# Required action
Across the listing below, count every line where the string "Type" appears, then give only the count.

# Exercise data
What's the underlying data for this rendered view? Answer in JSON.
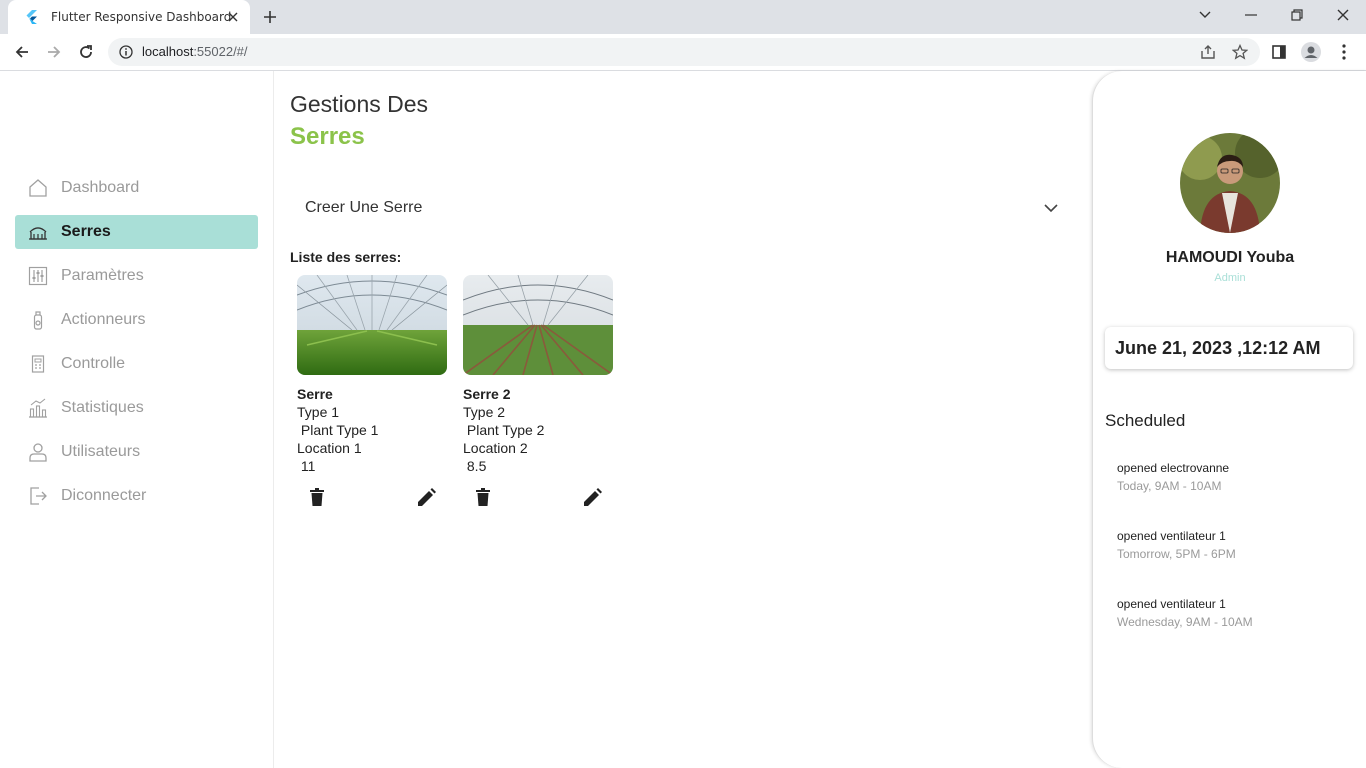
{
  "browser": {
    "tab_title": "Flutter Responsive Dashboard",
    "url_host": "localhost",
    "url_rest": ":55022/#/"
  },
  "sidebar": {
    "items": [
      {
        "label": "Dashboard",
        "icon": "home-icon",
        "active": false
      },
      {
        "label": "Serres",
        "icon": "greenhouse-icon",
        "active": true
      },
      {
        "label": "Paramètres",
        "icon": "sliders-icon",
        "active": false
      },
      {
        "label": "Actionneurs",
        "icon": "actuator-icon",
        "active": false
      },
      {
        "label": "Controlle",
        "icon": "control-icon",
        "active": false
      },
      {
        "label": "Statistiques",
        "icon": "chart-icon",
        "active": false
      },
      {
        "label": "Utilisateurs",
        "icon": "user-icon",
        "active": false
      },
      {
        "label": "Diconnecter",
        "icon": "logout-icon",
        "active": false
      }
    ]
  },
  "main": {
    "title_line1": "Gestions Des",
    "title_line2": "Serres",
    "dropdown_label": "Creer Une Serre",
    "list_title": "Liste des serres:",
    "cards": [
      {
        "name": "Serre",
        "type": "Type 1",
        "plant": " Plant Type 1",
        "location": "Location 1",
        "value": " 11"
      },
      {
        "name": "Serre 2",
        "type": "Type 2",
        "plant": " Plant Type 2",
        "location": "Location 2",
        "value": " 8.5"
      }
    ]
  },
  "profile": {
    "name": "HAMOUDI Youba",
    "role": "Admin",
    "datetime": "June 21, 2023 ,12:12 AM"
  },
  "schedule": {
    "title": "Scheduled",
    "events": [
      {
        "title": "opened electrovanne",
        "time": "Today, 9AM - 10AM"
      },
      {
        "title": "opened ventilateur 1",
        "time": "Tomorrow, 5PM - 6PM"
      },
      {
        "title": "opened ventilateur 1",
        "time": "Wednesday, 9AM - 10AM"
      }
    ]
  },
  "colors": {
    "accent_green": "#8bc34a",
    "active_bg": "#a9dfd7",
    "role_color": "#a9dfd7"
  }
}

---

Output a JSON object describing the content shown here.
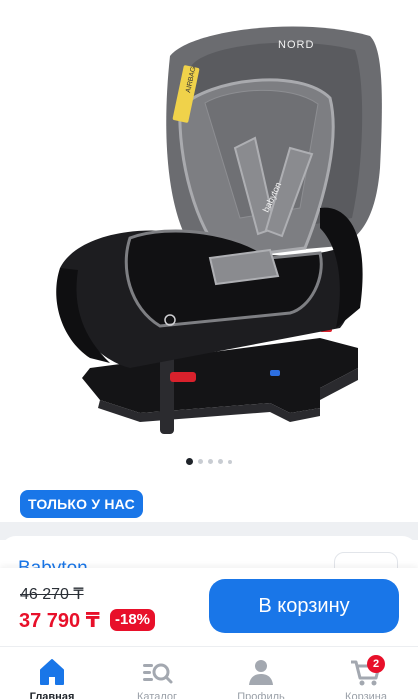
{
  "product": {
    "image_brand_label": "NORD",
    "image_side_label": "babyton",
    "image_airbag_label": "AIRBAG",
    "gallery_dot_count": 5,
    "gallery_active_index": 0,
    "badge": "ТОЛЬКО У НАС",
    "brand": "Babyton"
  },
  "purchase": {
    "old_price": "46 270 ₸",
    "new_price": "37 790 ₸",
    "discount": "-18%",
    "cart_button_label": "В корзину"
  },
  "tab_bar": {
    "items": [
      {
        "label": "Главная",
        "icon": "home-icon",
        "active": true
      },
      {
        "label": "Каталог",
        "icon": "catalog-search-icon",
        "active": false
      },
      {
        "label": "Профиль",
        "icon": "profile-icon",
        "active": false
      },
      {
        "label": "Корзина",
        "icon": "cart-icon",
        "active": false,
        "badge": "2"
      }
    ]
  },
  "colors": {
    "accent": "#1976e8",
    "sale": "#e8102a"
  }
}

# Exercise response
4